Knox was considered for the post of Secretary at War, but when Congress tried to create a standing militia as a peacetime army, he resigned. Knox returned to Massachusetts and settled in present-day Maine. Then, in 1785, Knox was appointed Secretary at War. The War Department was small but Knox was authorized to raise a 700-man army. When Shays’ Rebellion broke out in 1786, it made the weaknesses of the military and the Articles of Confederation obvious, leading to the Constitutional Convention. Knox sent George Washington a proposal for a new government (similar to what was eventually adopted). He also encouraged Washington to attend the convention, calling him the “Father of Your Country,” possibly one of the first instances of this phrase being applied to Washington.
Knox promoted the new constitution and under it was made the first Secretary of War of the new War Department. In this role, Knox was responsible for maintaining and managing the Army and the Navy, until the Navy Department was established in 1798. He also saw that new coastal fortifications were established, demanded better training of the local militias, and settled disputes in the western part of the infant nation.

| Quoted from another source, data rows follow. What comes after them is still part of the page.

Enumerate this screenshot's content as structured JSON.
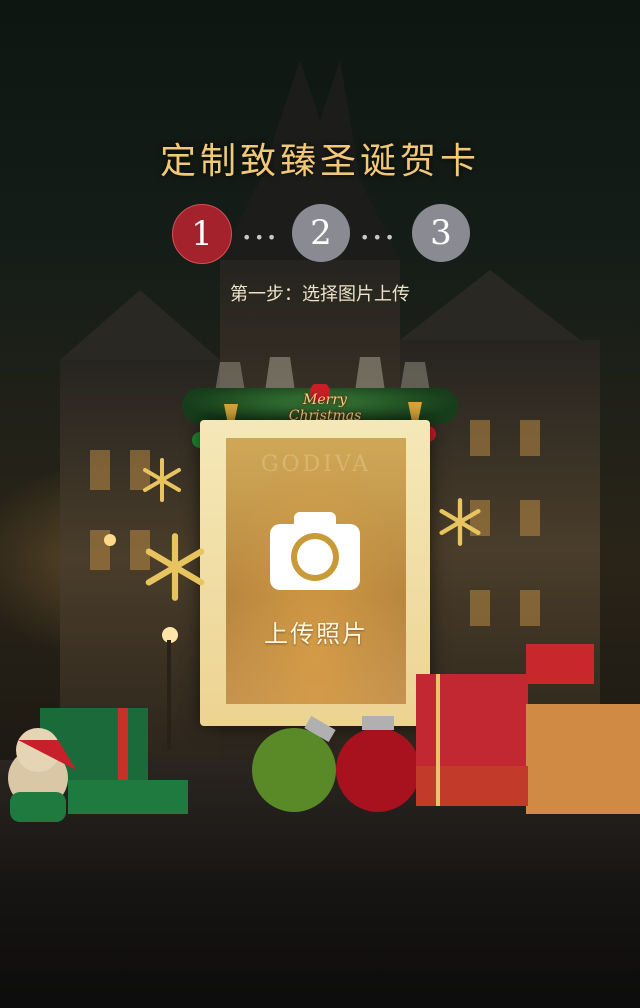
{
  "header": {
    "title": "定制致臻圣诞贺卡"
  },
  "steps": [
    {
      "number": "1",
      "state": "active"
    },
    {
      "number": "2",
      "state": "inactive"
    },
    {
      "number": "3",
      "state": "inactive"
    }
  ],
  "step_description": "第一步：选择图片上传",
  "card": {
    "banner_text": "Merry Christmas",
    "upload_label": "上传照片"
  },
  "branding": {
    "brand": "GODIVA"
  },
  "colors": {
    "title_gold": "#f0c878",
    "step_active": "#a3222b",
    "step_inactive": "#8a8a92",
    "frame": "#f5e8b8"
  }
}
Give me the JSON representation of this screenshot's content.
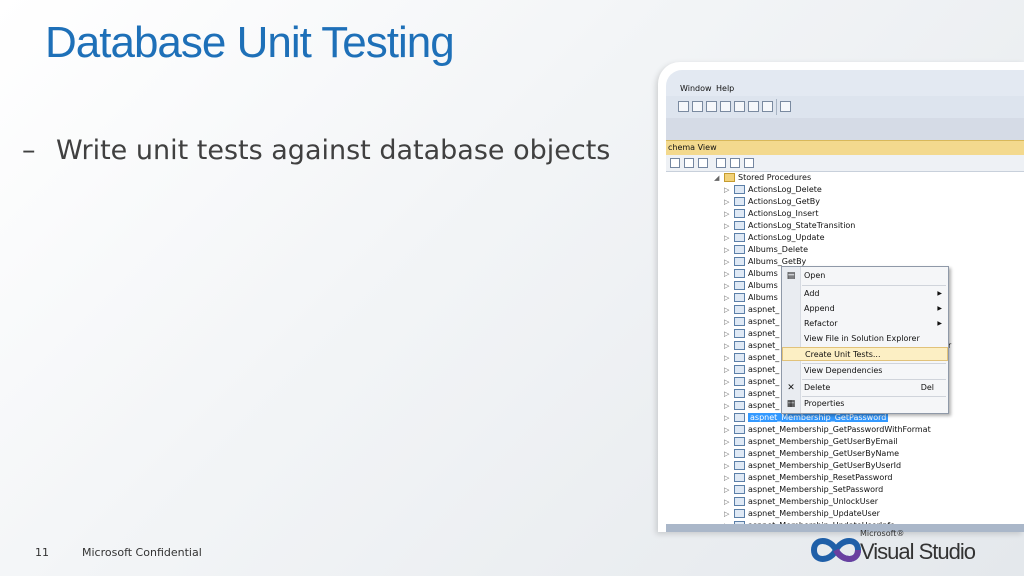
{
  "slide": {
    "title": "Database Unit Testing",
    "bullet_dash": "–",
    "bullet": "Write unit tests against database objects",
    "page_number": "11",
    "confidential": "Microsoft Confidential"
  },
  "logo": {
    "microsoft": "Microsoft®",
    "product": "Visual Studio",
    "colors": {
      "infinity_blue": "#1f5fa8",
      "infinity_purple": "#6a3fa0",
      "text": "#333333"
    }
  },
  "screenshot": {
    "menu": [
      "Window",
      "Help"
    ],
    "panel_title": "chema View",
    "tree": {
      "folder": "Stored Procedures",
      "items": [
        "ActionsLog_Delete",
        "ActionsLog_GetBy",
        "ActionsLog_Insert",
        "ActionsLog_StateTransition",
        "ActionsLog_Update",
        "Albums_Delete",
        "Albums_GetBy",
        "Albums",
        "Albums",
        "Albums",
        "aspnet_",
        "aspnet_",
        "aspnet_",
        "aspnet_",
        "aspnet_",
        "aspnet_",
        "aspnet_",
        "aspnet_",
        "aspnet_",
        "aspnet_Membership_GetPassword",
        "aspnet_Membership_GetPasswordWithFormat",
        "aspnet_Membership_GetUserByEmail",
        "aspnet_Membership_GetUserByName",
        "aspnet_Membership_GetUserByUserId",
        "aspnet_Membership_ResetPassword",
        "aspnet_Membership_SetPassword",
        "aspnet_Membership_UnlockUser",
        "aspnet_Membership_UpdateUser",
        "aspnet_Membership_UpdateUserInfo"
      ],
      "selected": "aspnet_Membership_GetPassword",
      "partial_suffix": "r"
    },
    "context_menu": {
      "open": "Open",
      "add": "Add",
      "append": "Append",
      "refactor": "Refactor",
      "view_in_solution": "View File in Solution Explorer",
      "create_unit_tests": "Create Unit Tests...",
      "view_dependencies": "View Dependencies",
      "delete": "Delete",
      "delete_key": "Del",
      "properties": "Properties",
      "submenu_arrow": "▶"
    }
  }
}
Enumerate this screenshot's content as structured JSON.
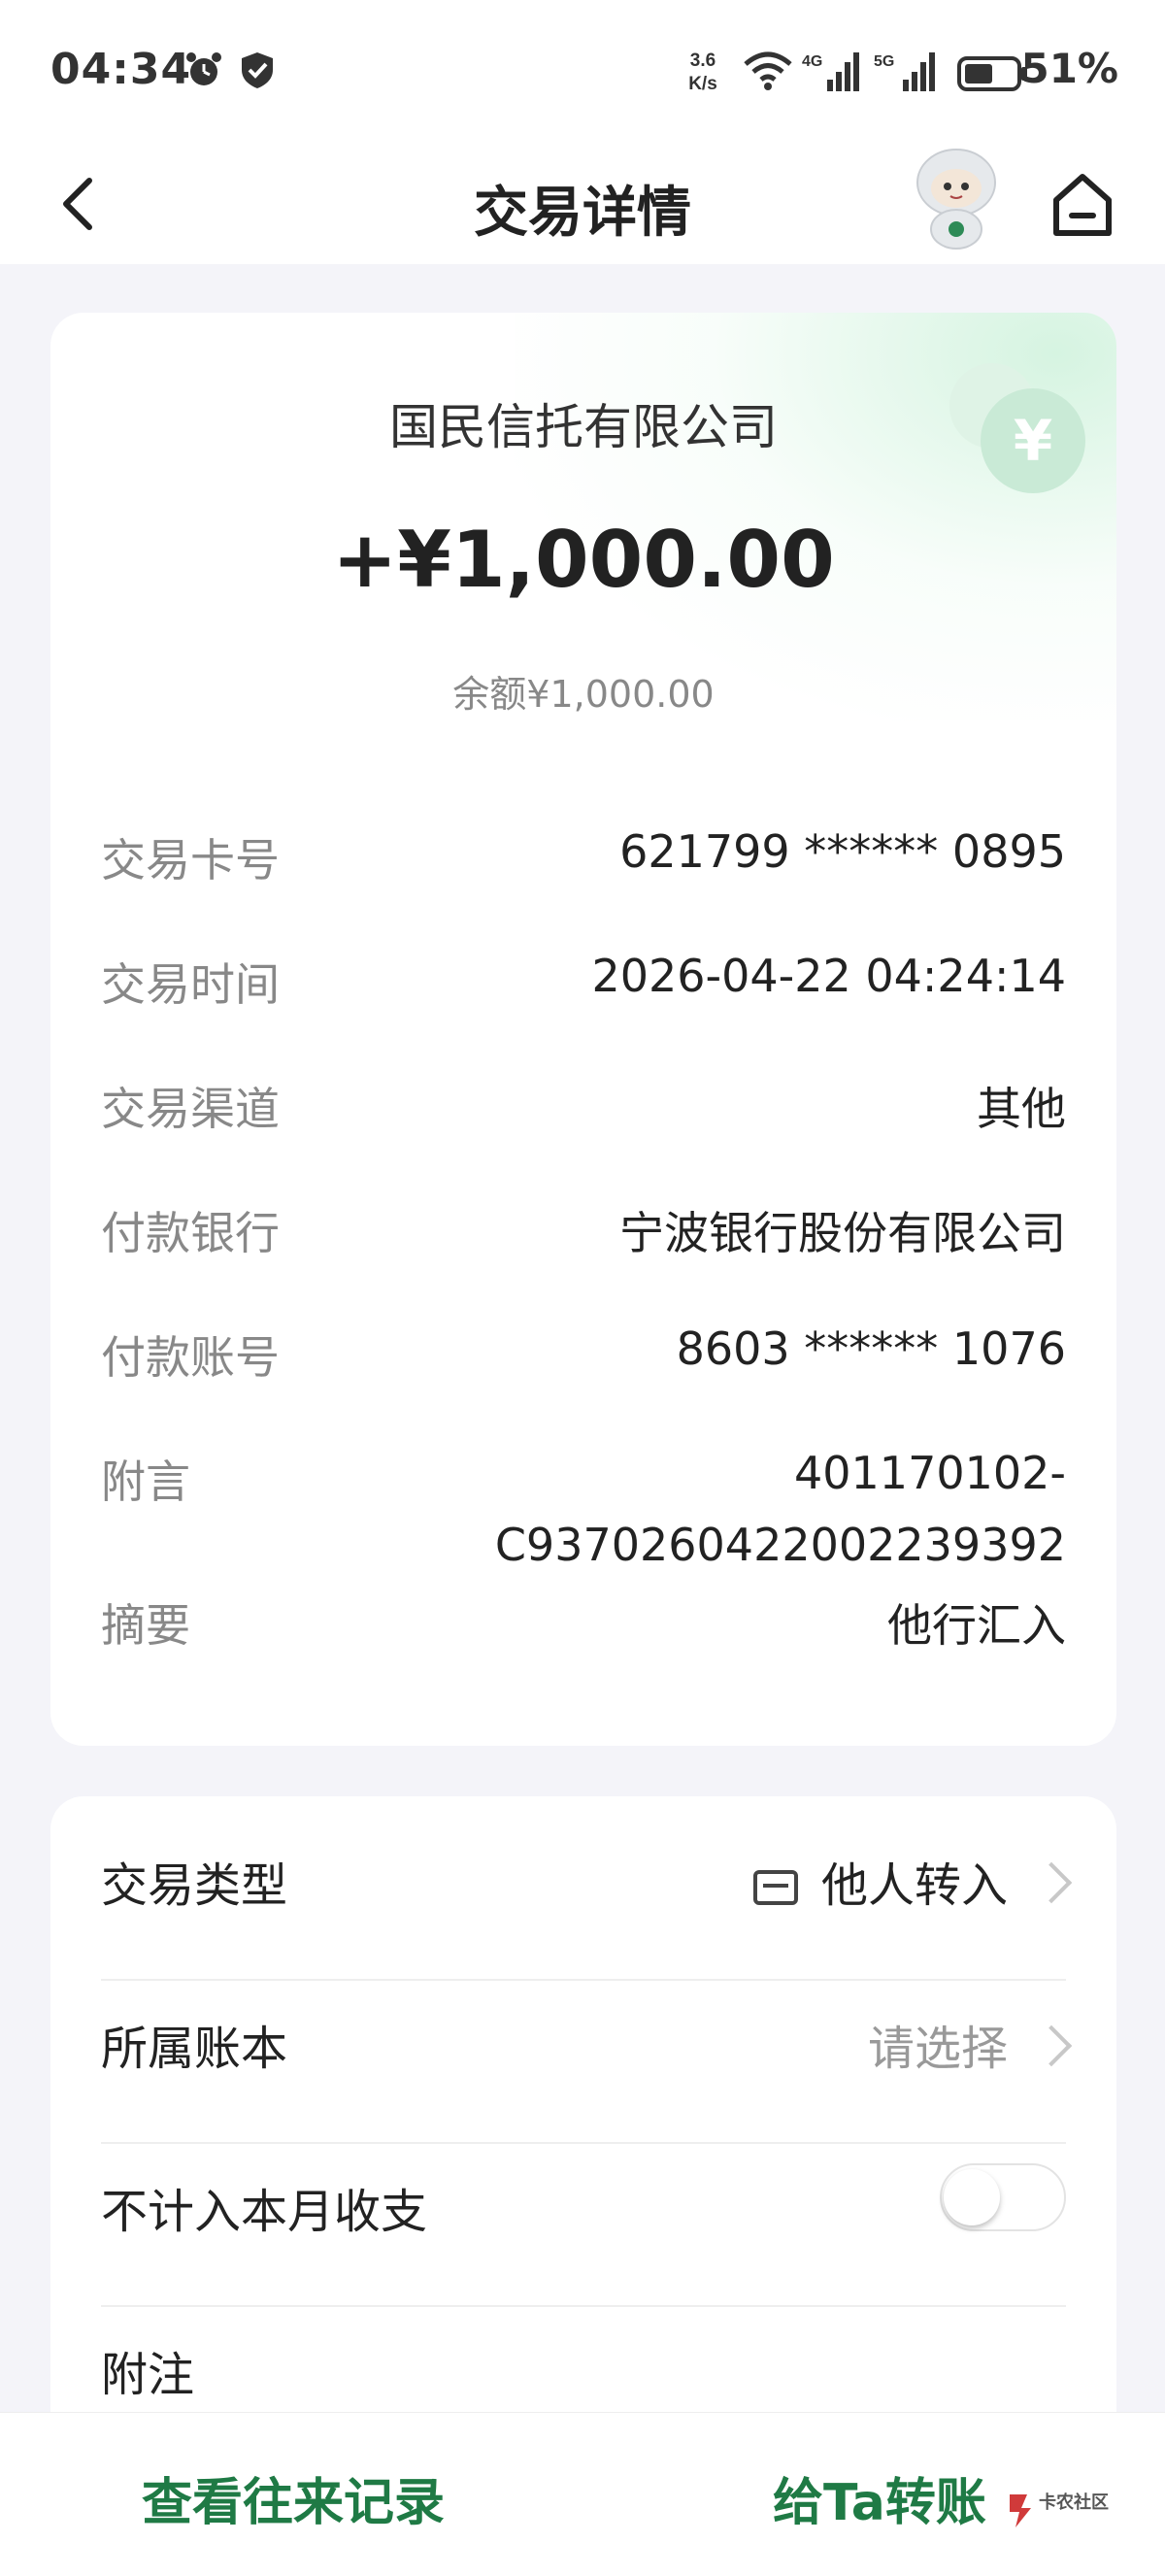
{
  "status_bar": {
    "time": "04:34",
    "net_speed": "3.6 K/s",
    "signal_4g": "4G",
    "signal_5g": "5G",
    "battery": "51%",
    "icons": [
      "alarm-icon",
      "shield-icon",
      "wifi-icon",
      "signal-4g-icon",
      "signal-5g-icon",
      "battery-icon"
    ]
  },
  "nav": {
    "title": "交易详情",
    "icons": [
      "back-icon",
      "mascot-icon",
      "home-icon"
    ]
  },
  "summary": {
    "payer": "国民信托有限公司",
    "amount": "+¥1,000.00",
    "balance": "余额¥1,000.00",
    "coin_symbol": "¥"
  },
  "details": [
    {
      "label": "交易卡号",
      "value": "621799 ****** 0895"
    },
    {
      "label": "交易时间",
      "value": "2026-04-22 04:24:14"
    },
    {
      "label": "交易渠道",
      "value": "其他"
    },
    {
      "label": "付款银行",
      "value": "宁波银行股份有限公司"
    },
    {
      "label": "付款账号",
      "value": "8603 ****** 1076"
    },
    {
      "label": "附言",
      "value": "401170102-",
      "value_line2": "C93702604220022​39392"
    },
    {
      "label": "摘要",
      "value": "他行汇入"
    }
  ],
  "settings": {
    "type_label": "交易类型",
    "type_value": "他人转入",
    "book_label": "所属账本",
    "book_value": "请选择",
    "exclude_label": "不计入本月收支",
    "exclude_on": false,
    "note_label": "附注"
  },
  "bottom": {
    "history": "查看往来记录",
    "transfer": "给Ta转账",
    "watermark": "卡农社区"
  },
  "colors": {
    "accent": "#1f7a45",
    "background": "#f4f4f9",
    "label_gray": "#888888"
  }
}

Knox retired from government work in January 1795 to spend more time with his family. In his final years, he embarked on a number of business ventures including real estate, cattle farming, ship building, and brick making. In 1806, Knox swallowed a chicken bone which caught in his throat and became infected. Three days later, on October 25, 1806, he died and was later buried with full military honors.
Numerous sites have been named after Knox, including the city of Knoxville, Tennessee. Counties in nine states have been named in his honor, and two military forts were also named for him.